- “During the final stages of the war, the United Nations political organs and bodies failed to take actions that might have protected civilians.” In seeking to protect its relationships with the government, the U.N. refused to publicize its own tallies of massive civilian casualties.
- “Considering the response of the United Nations to the plight of civilians in the Vanni during the final stages of the war in Sri Lanka and the aftermath... the Secretary-General should conduct a comprehensive review of actions by the United Nations system during the war in Sri Lanka and the aftermath, regarding the implementation of its humanitarian and protection mandates.”
The advisory panel’s findings bring greater scrutiny and attention to these actions by the LTTE and government security forces. Given the allegations contained therein, Lanka Solidarity is dismayed by the process through which the report has been released and publicized: the United Nations has compounded its mistakes during the war by also botching this. Rather than releasing the report immediately, in full, and to the public, allowing for a simultaneous and collective debate, the United Nations gave a copy to the Sri Lankan government, making it possible for Sri Lankan officials to denounce it and launch a defensive strategy. The United Nations has still not released the full report one week later, despite five substantial leaks of information from the report appearing in The Island, a pro-government newspaper. This has caused speculation that the leak comes from the Sri Lankan government itself, raising questions about whether the leak will undermine the report and future inquiries. On April 20, the Sri Lankan government rejected the assumption that it leaked the report, and called for the U.N. not to make it public.
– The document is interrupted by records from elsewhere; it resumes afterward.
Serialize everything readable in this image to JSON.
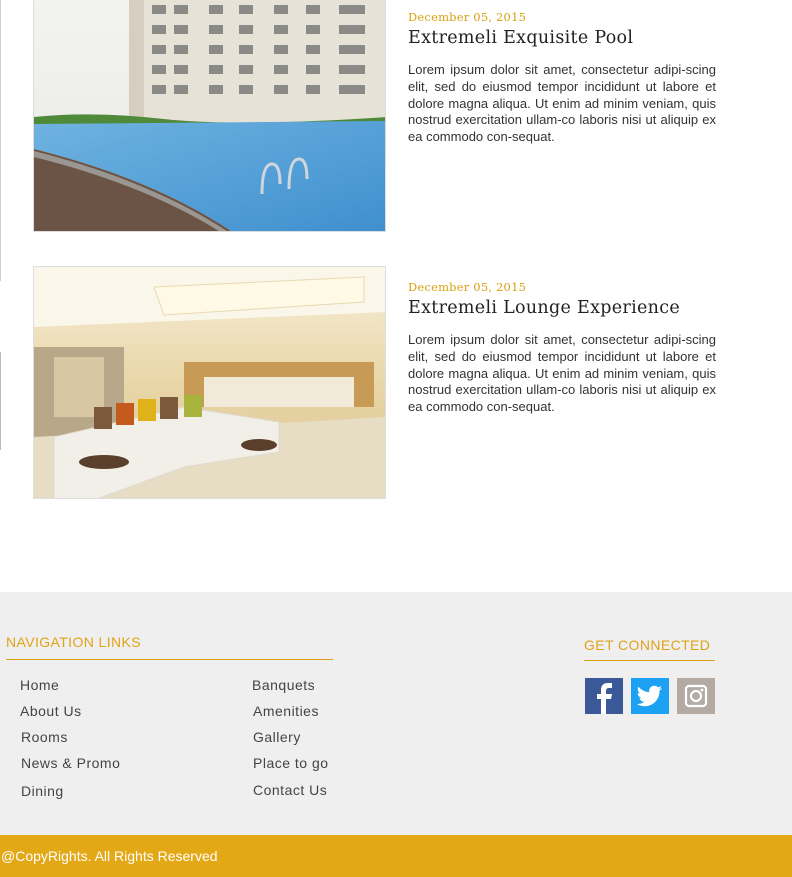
{
  "posts": [
    {
      "date": "December  05, 2015",
      "title": "Extremeli Exquisite Pool",
      "body": "Lorem ipsum dolor sit amet, consectetur adipi-scing elit, sed do eiusmod tempor incididunt ut labore et dolore magna aliqua. Ut enim ad minim veniam, quis nostrud exercitation ullam-co laboris nisi ut aliquip ex ea commodo con-sequat.",
      "image": "hotel-pool-photo"
    },
    {
      "date": "December  05, 2015",
      "title": "Extremeli Lounge Experience",
      "body": "Lorem ipsum dolor sit amet, consectetur adipi-scing elit, sed do eiusmod tempor incididunt ut labore et dolore magna aliqua. Ut enim ad minim veniam, quis nostrud exercitation ullam-co laboris nisi ut aliquip ex ea commodo con-sequat.",
      "image": "hotel-lounge-photo"
    }
  ],
  "footer": {
    "nav_heading": "NAVIGATION LINKS",
    "nav_left": [
      "Home",
      "About Us",
      "Rooms",
      "News & Promo",
      "Dining"
    ],
    "nav_right": [
      "Banquets",
      "Amenities",
      "Gallery",
      "Place to go",
      "Contact Us"
    ],
    "connect_heading": "GET CONNECTED",
    "social": [
      {
        "icon": "facebook-icon",
        "color": "#3b5998"
      },
      {
        "icon": "twitter-icon",
        "color": "#1da1f2"
      },
      {
        "icon": "instagram-icon",
        "color": "#b3aaa3"
      }
    ]
  },
  "copyright": "@CopyRights. All Rights Reserved",
  "colors": {
    "accent": "#e3a815",
    "footer_bg": "#efefef"
  }
}
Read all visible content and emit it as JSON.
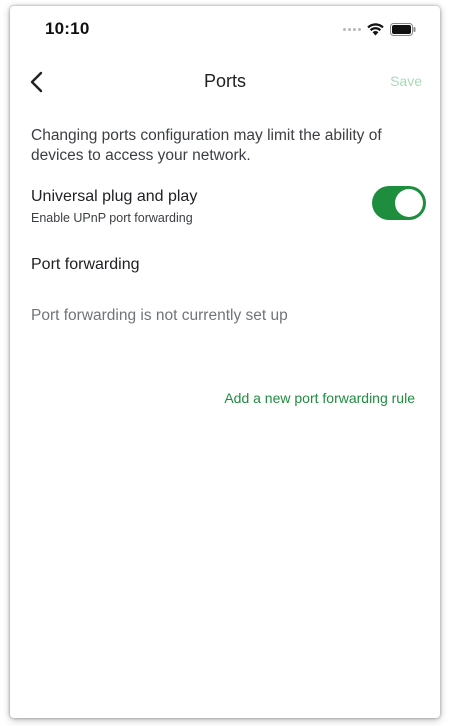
{
  "status_bar": {
    "time": "10:10",
    "icons": [
      "signal-dots-icon",
      "wifi-icon",
      "battery-icon"
    ]
  },
  "nav": {
    "back_icon": "chevron-left-icon",
    "title": "Ports",
    "save_label": "Save"
  },
  "main": {
    "warning": "Changing ports configuration may limit the ability of devices to access your network.",
    "upnp": {
      "title": "Universal plug and play",
      "subtitle": "Enable UPnP port forwarding",
      "enabled": true
    },
    "port_forwarding": {
      "heading": "Port forwarding",
      "empty_message": "Port forwarding is not currently set up",
      "add_rule_label": "Add a new port forwarding rule"
    }
  },
  "colors": {
    "accent": "#1e8e3e",
    "save_disabled": "#a8dbb7",
    "primary_text": "#202124",
    "secondary_text": "#70757a"
  }
}
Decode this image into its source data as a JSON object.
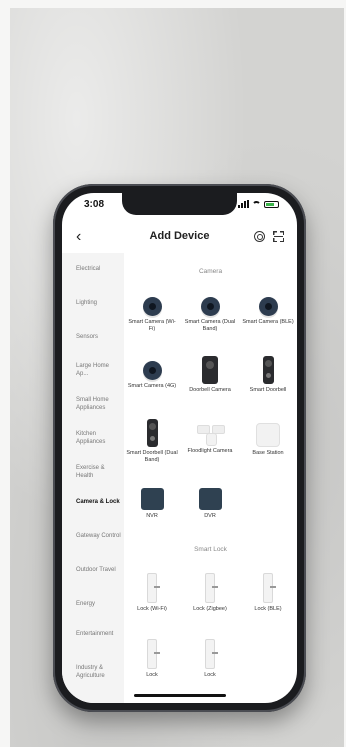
{
  "status": {
    "time": "3:08"
  },
  "header": {
    "title": "Add Device"
  },
  "sidebar": {
    "items": [
      {
        "label": "Electrical"
      },
      {
        "label": "Lighting"
      },
      {
        "label": "Sensors"
      },
      {
        "label": "Large Home Ap..."
      },
      {
        "label": "Small Home Appliances"
      },
      {
        "label": "Kitchen Appliances"
      },
      {
        "label": "Exercise & Health"
      },
      {
        "label": "Camera & Lock",
        "active": true
      },
      {
        "label": "Gateway Control"
      },
      {
        "label": "Outdoor Travel"
      },
      {
        "label": "Energy"
      },
      {
        "label": "Entertainment"
      },
      {
        "label": "Industry & Agriculture"
      }
    ]
  },
  "sections": {
    "camera": "Camera",
    "smart_lock": "Smart Lock"
  },
  "devices": [
    {
      "label": "Smart Camera (Wi-Fi)",
      "icon": "camera-icon"
    },
    {
      "label": "Smart Camera (Dual Band)",
      "icon": "camera-icon"
    },
    {
      "label": "Smart Camera (BLE)",
      "icon": "camera-icon"
    },
    {
      "label": "Smart Camera (4G)",
      "icon": "camera-icon"
    },
    {
      "label": "Doorbell Camera",
      "icon": "doorbell-icon"
    },
    {
      "label": "Smart Doorbell",
      "icon": "doorbell-icon"
    },
    {
      "label": "Smart Doorbell (Dual Band)",
      "icon": "doorbell-icon"
    },
    {
      "label": "Floodlight Camera",
      "icon": "floodlight-icon"
    },
    {
      "label": "Base Station",
      "icon": "base-station-icon"
    },
    {
      "label": "NVR",
      "icon": "nvr-icon"
    },
    {
      "label": "DVR",
      "icon": "dvr-icon"
    }
  ],
  "locks": [
    {
      "label": "Lock (Wi-Fi)",
      "icon": "lock-icon"
    },
    {
      "label": "Lock (Zigbee)",
      "icon": "lock-icon"
    },
    {
      "label": "Lock (BLE)",
      "icon": "lock-icon"
    },
    {
      "label": "Lock",
      "icon": "lock-icon"
    },
    {
      "label": "Lock",
      "icon": "lock-icon"
    }
  ],
  "colors": {
    "battery": "#3bb44a",
    "camera": "#2d3c4f"
  }
}
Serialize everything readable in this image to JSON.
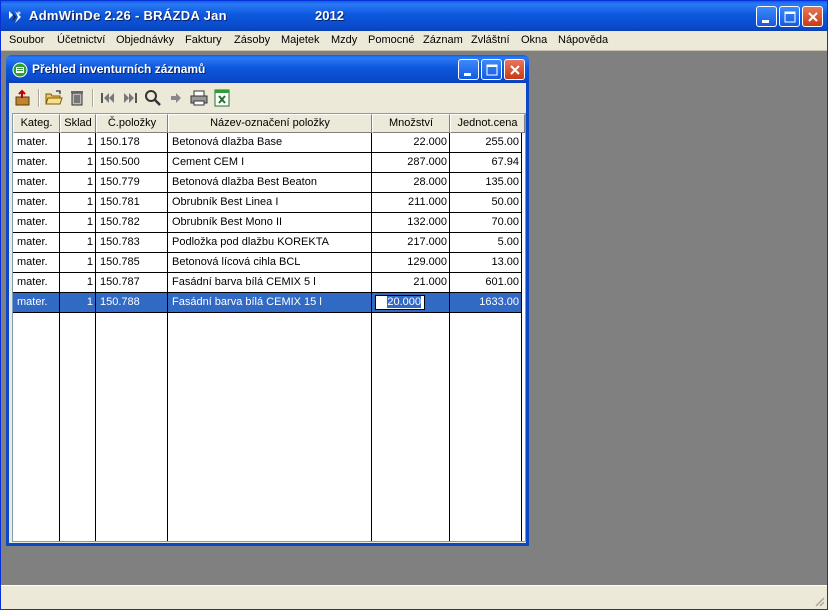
{
  "app": {
    "title": "AdmWinDe 2.26 - BRÁZDA Jan",
    "year": "2012"
  },
  "menu": [
    {
      "label": "Soubor"
    },
    {
      "label": "Účetnictví"
    },
    {
      "label": "Objednávky"
    },
    {
      "label": "Faktury"
    },
    {
      "label": "Zásoby"
    },
    {
      "label": "Majetek"
    },
    {
      "label": "Mzdy"
    },
    {
      "label": "Pomocné"
    },
    {
      "label": "Záznam"
    },
    {
      "label": "Zvláštní"
    },
    {
      "label": "Okna"
    },
    {
      "label": "Nápověda"
    }
  ],
  "window": {
    "title": "Přehled inventurních záznamů"
  },
  "toolbar": {
    "icons": [
      "export-icon",
      "open-folder-icon",
      "delete-icon",
      "first-record-icon",
      "last-record-icon",
      "search-icon",
      "next-icon",
      "print-icon",
      "excel-icon"
    ]
  },
  "table": {
    "columns": [
      "Kateg.",
      "Sklad",
      "Č.položky",
      "Název-označení položky",
      "Množství",
      "Jednot.cena"
    ],
    "rows": [
      {
        "kateg": "mater.",
        "sklad": "1",
        "cislo": "150.178",
        "nazev": "Betonová dlažba Base",
        "mnozstvi": "22.000",
        "cena": "255.00"
      },
      {
        "kateg": "mater.",
        "sklad": "1",
        "cislo": "150.500",
        "nazev": "Cement CEM I",
        "mnozstvi": "287.000",
        "cena": "67.94"
      },
      {
        "kateg": "mater.",
        "sklad": "1",
        "cislo": "150.779",
        "nazev": "Betonová dlažba Best Beaton",
        "mnozstvi": "28.000",
        "cena": "135.00"
      },
      {
        "kateg": "mater.",
        "sklad": "1",
        "cislo": "150.781",
        "nazev": "Obrubník Best Linea I",
        "mnozstvi": "211.000",
        "cena": "50.00"
      },
      {
        "kateg": "mater.",
        "sklad": "1",
        "cislo": "150.782",
        "nazev": "Obrubník Best Mono II",
        "mnozstvi": "132.000",
        "cena": "70.00"
      },
      {
        "kateg": "mater.",
        "sklad": "1",
        "cislo": "150.783",
        "nazev": "Podložka pod dlažbu KOREKTA",
        "mnozstvi": "217.000",
        "cena": "5.00"
      },
      {
        "kateg": "mater.",
        "sklad": "1",
        "cislo": "150.785",
        "nazev": "Betonová lícová cihla BCL",
        "mnozstvi": "129.000",
        "cena": "13.00"
      },
      {
        "kateg": "mater.",
        "sklad": "1",
        "cislo": "150.787",
        "nazev": "Fasádní barva bílá CEMIX 5 l",
        "mnozstvi": "21.000",
        "cena": "601.00"
      },
      {
        "kateg": "mater.",
        "sklad": "1",
        "cislo": "150.788",
        "nazev": "Fasádní barva bílá CEMIX 15 l",
        "mnozstvi": "20.000",
        "cena": "1633.00"
      }
    ],
    "selected_row": 8,
    "editing_value": "20.000"
  },
  "colors": {
    "titlebar": "#0a49c8",
    "selection": "#316ac5",
    "face": "#ece9d8",
    "desktop": "#808080"
  }
}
The panel’s report demonstrates that the war between the Government of Sri Lanka and the LTTE caused civilians untold suffering and presented a serious violations of international law. Lanka Solidarity believes that these allegations necessitate an international investigation into the nature and scale of the alleged violations, and the failures of the United Nations system to respond to them. The informed allegations contained in the report clearly call for a more thorough investigation. It now falls to the UN to take action to address the panel’s recommendations. Given their long-term relationships with Sri Lanka, the U.S. and India in particular should take leadership on this matter and resist the attempts of other member states to obscure or obstruct an investigation.
The report’s allegations must be handled carefully and with some consideration of short-term implications, as the government pursues a domestic crackdown on its critics, including members of the media and political opposition. In light of this repressive atmosphere, some suggest the country isn’t ready for the prosecution of war crimes and question the focus of this inquiry on the final months of war. However, given the grave nature of the violations described in the report, they must be specifically addressed. An international investigation will signal a real commitment to accountability in Sri Lanka, which could in turn foster robust domestic processes to address the entire conflict. These processes would provide a measure of the accountability and justice that must be the foundation of political reconciliation and enduring peace.